> _Work to complete_:
Find the string "true" in the entries and copy each line that has it.
START Supplied records
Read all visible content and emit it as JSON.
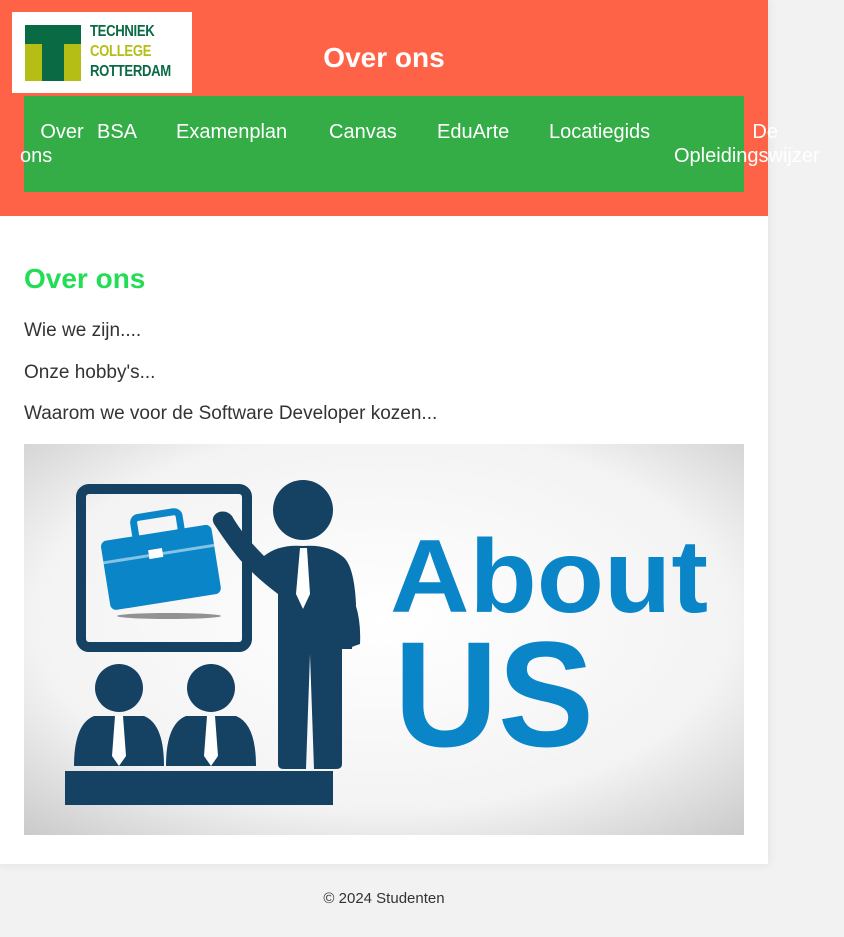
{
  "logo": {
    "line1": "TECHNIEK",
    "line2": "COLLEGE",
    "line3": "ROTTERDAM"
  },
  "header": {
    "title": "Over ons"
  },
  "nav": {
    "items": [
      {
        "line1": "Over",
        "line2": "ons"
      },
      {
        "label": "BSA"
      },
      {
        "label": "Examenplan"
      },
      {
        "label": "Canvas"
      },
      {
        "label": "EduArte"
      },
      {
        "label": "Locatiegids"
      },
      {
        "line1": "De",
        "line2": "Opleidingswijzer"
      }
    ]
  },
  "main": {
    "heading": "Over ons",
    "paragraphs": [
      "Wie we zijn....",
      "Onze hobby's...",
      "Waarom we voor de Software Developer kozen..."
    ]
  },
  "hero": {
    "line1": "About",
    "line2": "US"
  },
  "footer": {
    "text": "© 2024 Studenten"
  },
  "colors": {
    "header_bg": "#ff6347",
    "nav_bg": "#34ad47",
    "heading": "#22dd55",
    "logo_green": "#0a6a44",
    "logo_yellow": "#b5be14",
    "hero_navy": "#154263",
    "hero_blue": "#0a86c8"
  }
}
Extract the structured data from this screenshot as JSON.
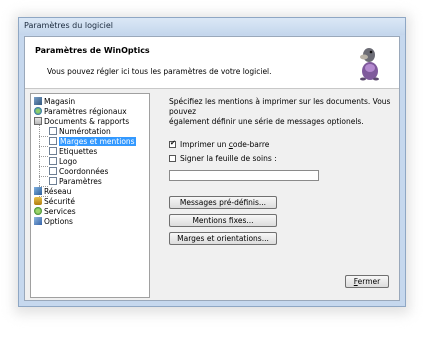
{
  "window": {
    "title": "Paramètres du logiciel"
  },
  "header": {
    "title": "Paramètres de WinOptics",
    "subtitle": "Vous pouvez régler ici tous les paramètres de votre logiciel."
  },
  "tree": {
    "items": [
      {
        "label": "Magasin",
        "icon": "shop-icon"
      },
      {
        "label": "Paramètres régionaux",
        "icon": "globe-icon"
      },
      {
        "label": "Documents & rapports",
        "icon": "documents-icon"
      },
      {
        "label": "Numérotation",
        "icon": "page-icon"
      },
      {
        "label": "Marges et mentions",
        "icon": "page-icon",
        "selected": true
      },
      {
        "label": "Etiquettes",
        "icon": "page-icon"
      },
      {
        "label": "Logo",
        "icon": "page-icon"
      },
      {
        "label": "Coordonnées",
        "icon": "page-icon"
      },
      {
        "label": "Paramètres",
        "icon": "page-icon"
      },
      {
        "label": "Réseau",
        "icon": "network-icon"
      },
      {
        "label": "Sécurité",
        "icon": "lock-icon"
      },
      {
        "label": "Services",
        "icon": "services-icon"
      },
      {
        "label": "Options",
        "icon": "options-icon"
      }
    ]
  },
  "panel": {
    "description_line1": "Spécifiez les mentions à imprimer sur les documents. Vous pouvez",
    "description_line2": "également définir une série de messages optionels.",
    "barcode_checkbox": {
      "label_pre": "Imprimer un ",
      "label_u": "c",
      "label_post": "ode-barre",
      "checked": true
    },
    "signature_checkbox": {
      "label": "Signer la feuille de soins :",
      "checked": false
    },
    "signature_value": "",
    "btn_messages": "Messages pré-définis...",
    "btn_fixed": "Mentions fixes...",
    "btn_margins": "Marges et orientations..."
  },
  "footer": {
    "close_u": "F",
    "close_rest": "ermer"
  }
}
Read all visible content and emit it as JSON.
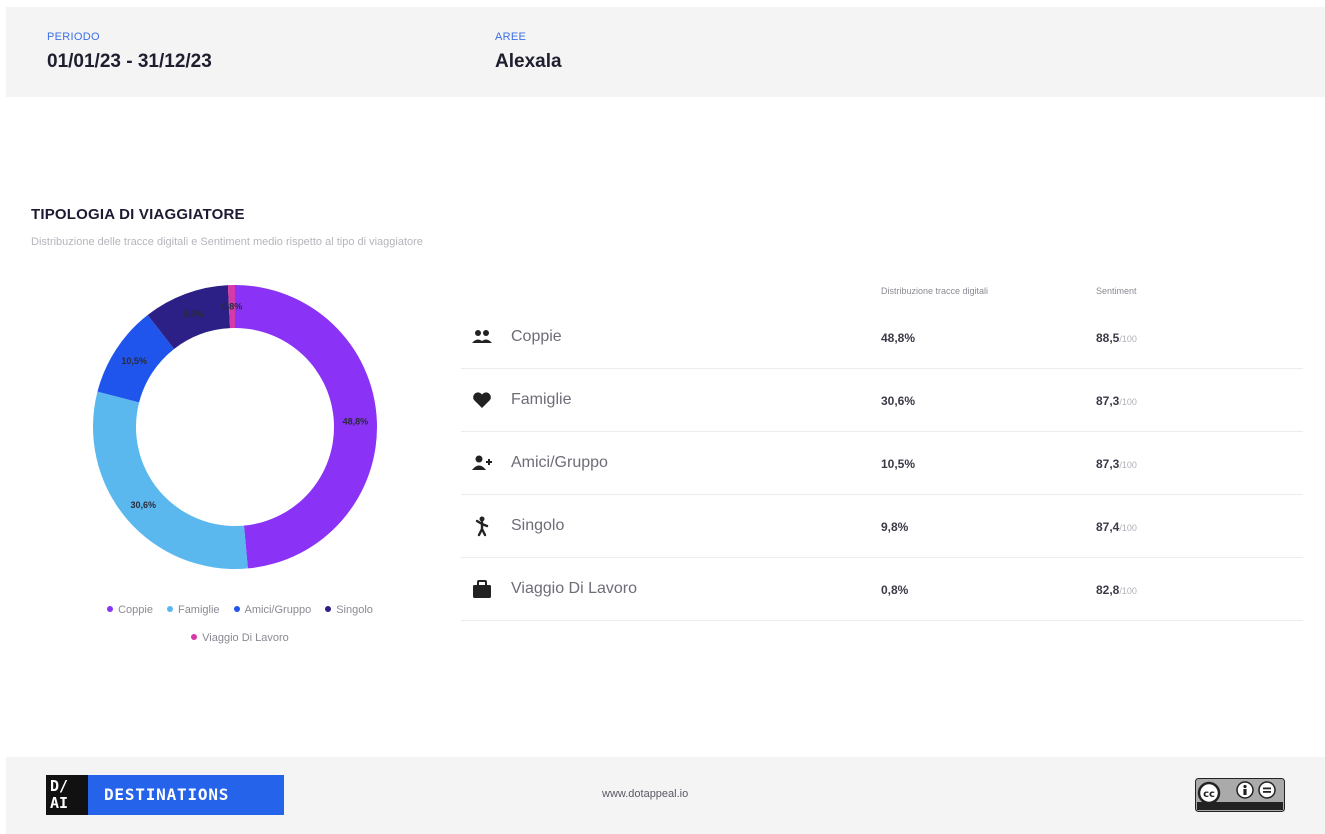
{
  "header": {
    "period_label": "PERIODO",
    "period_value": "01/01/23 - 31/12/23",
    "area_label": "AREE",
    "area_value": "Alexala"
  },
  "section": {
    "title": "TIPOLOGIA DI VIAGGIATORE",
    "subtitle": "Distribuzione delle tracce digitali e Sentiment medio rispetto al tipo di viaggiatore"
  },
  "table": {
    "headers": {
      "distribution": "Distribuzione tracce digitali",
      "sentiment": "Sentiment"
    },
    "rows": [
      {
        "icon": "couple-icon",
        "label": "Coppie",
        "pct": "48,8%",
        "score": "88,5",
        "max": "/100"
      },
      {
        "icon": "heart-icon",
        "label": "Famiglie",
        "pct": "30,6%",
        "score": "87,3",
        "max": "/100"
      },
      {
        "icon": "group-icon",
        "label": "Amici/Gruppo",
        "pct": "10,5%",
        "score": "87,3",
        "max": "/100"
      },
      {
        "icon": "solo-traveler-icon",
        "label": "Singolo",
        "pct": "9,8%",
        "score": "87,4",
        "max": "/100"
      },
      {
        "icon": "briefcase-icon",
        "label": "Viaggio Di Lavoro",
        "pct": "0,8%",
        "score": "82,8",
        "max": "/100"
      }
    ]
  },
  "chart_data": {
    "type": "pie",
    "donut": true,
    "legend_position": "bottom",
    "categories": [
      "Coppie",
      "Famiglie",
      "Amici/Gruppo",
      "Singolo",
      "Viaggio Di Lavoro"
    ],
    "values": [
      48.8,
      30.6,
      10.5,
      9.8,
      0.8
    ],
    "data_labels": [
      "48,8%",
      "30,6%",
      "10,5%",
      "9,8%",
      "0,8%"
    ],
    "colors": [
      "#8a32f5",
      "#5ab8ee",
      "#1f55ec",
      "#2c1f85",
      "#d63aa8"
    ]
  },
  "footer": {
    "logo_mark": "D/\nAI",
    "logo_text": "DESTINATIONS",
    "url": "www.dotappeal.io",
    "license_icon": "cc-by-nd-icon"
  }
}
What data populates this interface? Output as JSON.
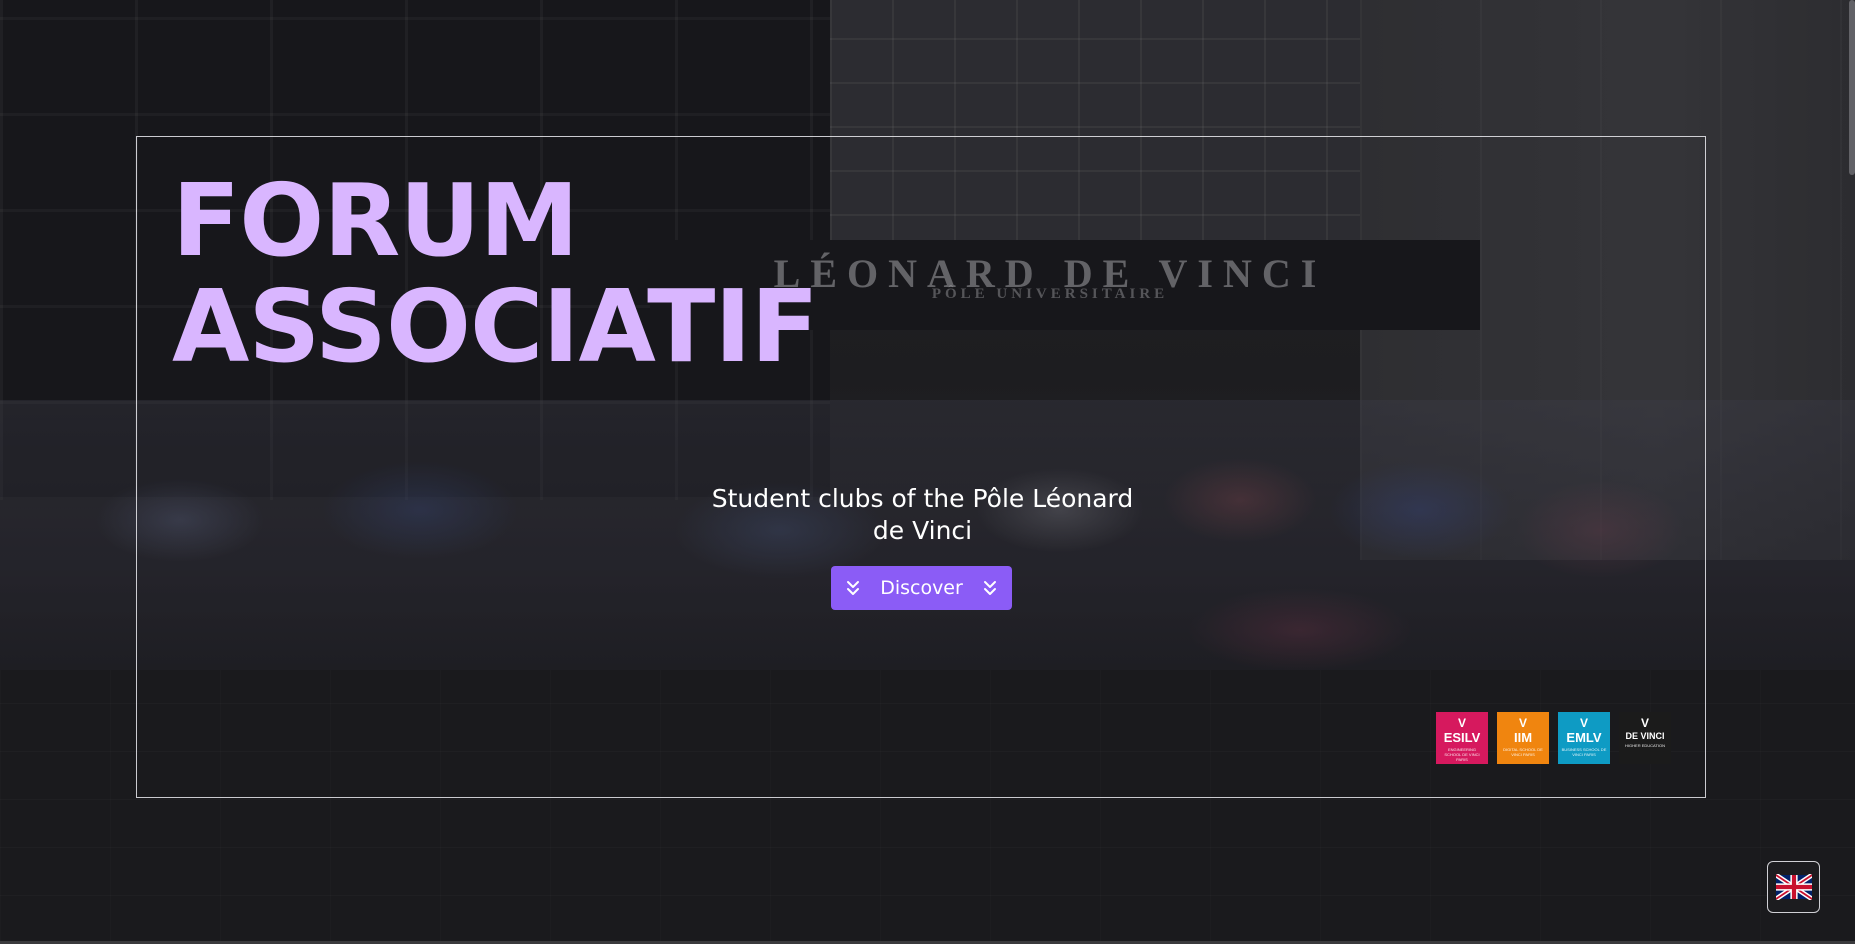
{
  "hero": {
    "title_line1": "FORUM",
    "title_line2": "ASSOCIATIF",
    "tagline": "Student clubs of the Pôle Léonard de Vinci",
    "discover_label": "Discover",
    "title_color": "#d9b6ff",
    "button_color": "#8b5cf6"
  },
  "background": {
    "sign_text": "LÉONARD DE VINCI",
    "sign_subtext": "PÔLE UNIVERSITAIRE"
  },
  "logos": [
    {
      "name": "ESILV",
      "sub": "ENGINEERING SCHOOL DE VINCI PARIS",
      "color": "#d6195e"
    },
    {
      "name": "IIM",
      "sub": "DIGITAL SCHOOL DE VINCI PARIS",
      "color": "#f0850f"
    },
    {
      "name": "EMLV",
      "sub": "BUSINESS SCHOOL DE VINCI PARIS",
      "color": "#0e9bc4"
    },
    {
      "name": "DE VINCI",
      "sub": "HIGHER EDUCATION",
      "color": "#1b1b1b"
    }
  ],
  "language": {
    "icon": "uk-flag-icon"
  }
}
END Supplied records
> _Answer space_:
        "selected": true
      "checked": true
    "donut": true,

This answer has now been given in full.